“When the films are still in theaters, it becomes very difficult to put that many screeners out in the marketplace,” Gianopulos said.

The fact that it’s harder to pirate a movie from iTunes adds an important layer of security for studios. Downloads will work the same way as HD rentals from iTunes: SAG members will enter a passcode for 48-hour access to each film.

In the past, some filmmakers have cried foul at the notion of watching their work on an increasingly shrinking screen. But Fox is confident that most users will want to watch the films using the best possible equipment available.

“What this does is simply reflect technological reality,” said Gianopulos of the array of viewing options.

Fox said it’s discussing a similar arrangement with the Academy of Motion Picture Arts & Sciences, the British Academy of Film and Television Arts and others. At the moment, however, it has no plans to distribute awards content exclusively online.

Still, the town is gradually prepping for a future when DVD screeners are outmoded.

“Once it becomes easier for us to navigate (the iPad, iPhone, etc.) and transfer them onto the biggest screen possible, the screener’s dead,” said awards consultant Tony Angellotti. “Once these devices are as commonplace as the DVD player, then it becomes practical for studios to provide their films to voters via these new delivery systems.”

That doesn’t mean that Fox will encourage voters to watch every pic in the awards hunt on iPhones.

“We start with the idea that we would rather people see the film in the theater in the way it was intended,” Gianopulos said. But with so many films to see in such a short period during awards season, it’s just not always possible, he added.

“Black Swan” received an actress nom for Natalie Portman, supporting actress for Mila Kunis and for ensemble cast. James Franco drew an actor bid for “127 Hours,” and Hilary Swank was nommed for actress in “Conviction.”

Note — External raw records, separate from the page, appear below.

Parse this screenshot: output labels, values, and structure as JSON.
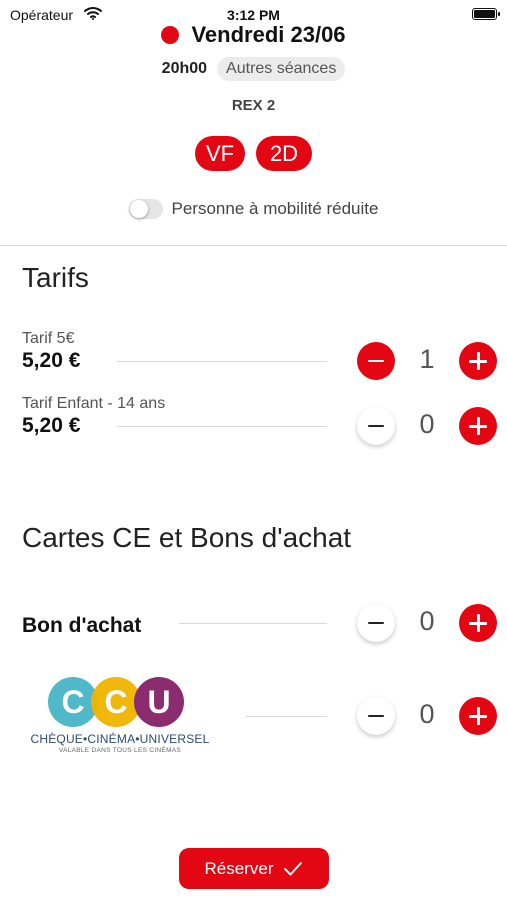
{
  "status_bar": {
    "carrier": "Opérateur",
    "time": "3:12 PM"
  },
  "session": {
    "date": "Vendredi 23/06",
    "time": "20h00",
    "other_sessions": "Autres séances",
    "room": "REX 2",
    "badges": [
      "VF",
      "2D"
    ],
    "reduced_mobility_label": "Personne à mobilité réduite",
    "reduced_mobility_enabled": false
  },
  "tarifs": {
    "title": "Tarifs",
    "items": [
      {
        "label": "Tarif 5€",
        "price": "5,20 €",
        "quantity": "1"
      },
      {
        "label": "Tarif Enfant - 14 ans",
        "price": "5,20 €",
        "quantity": "0"
      }
    ]
  },
  "cartes": {
    "title": "Cartes CE et Bons d'achat",
    "items": [
      {
        "label": "Bon d'achat",
        "quantity": "0"
      },
      {
        "logo_letters": [
          "C",
          "C",
          "U"
        ],
        "logo_name": "CHÈQUE•CINÉMA•UNIVERSEL",
        "logo_sub": "VALABLE DANS TOUS LES CINÉMAS",
        "quantity": "0"
      }
    ]
  },
  "reserve_label": "Réserver",
  "colors": {
    "accent": "#e30613",
    "ccu_cyan": "#4fb8c9",
    "ccu_yellow": "#f0b400",
    "ccu_purple": "#8a2c6e"
  },
  "icons": [
    "wifi-icon",
    "battery-icon",
    "minus-icon",
    "plus-icon",
    "check-icon"
  ]
}
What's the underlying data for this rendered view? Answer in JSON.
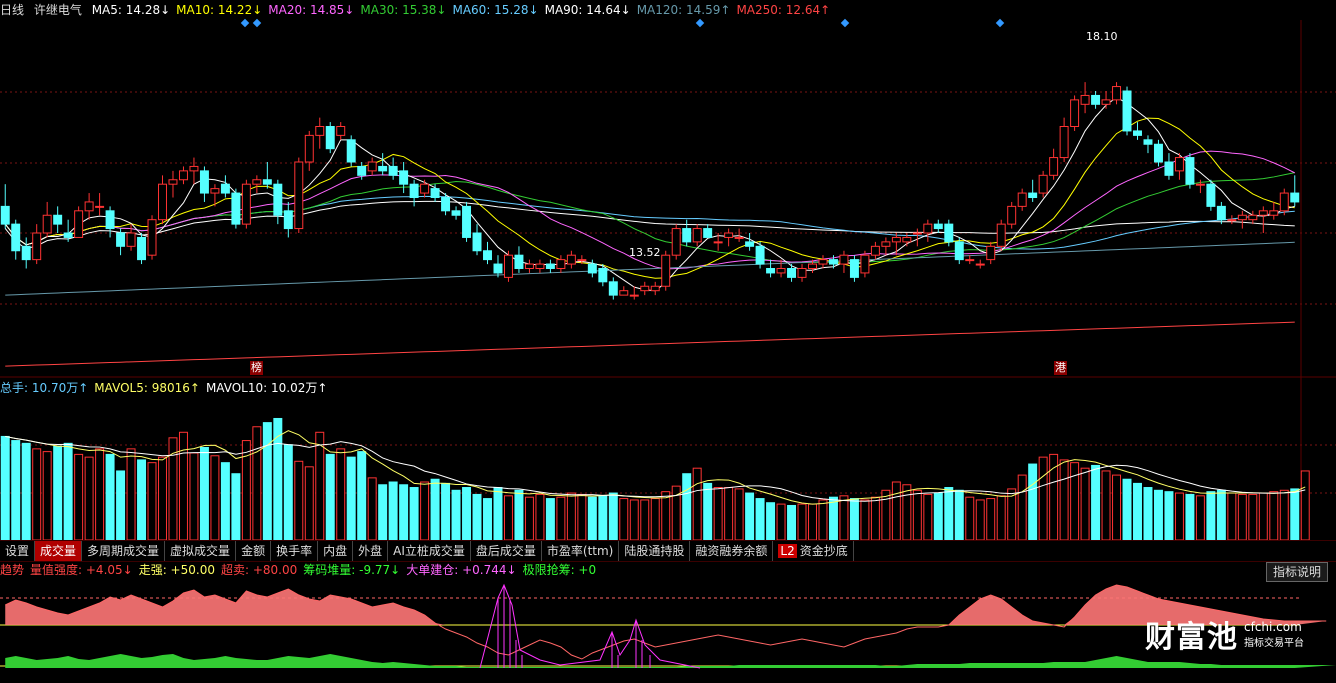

Fox said SAG members can obtain information on receiving the code needed to download the pics at Foxsearchlight.com/SAG.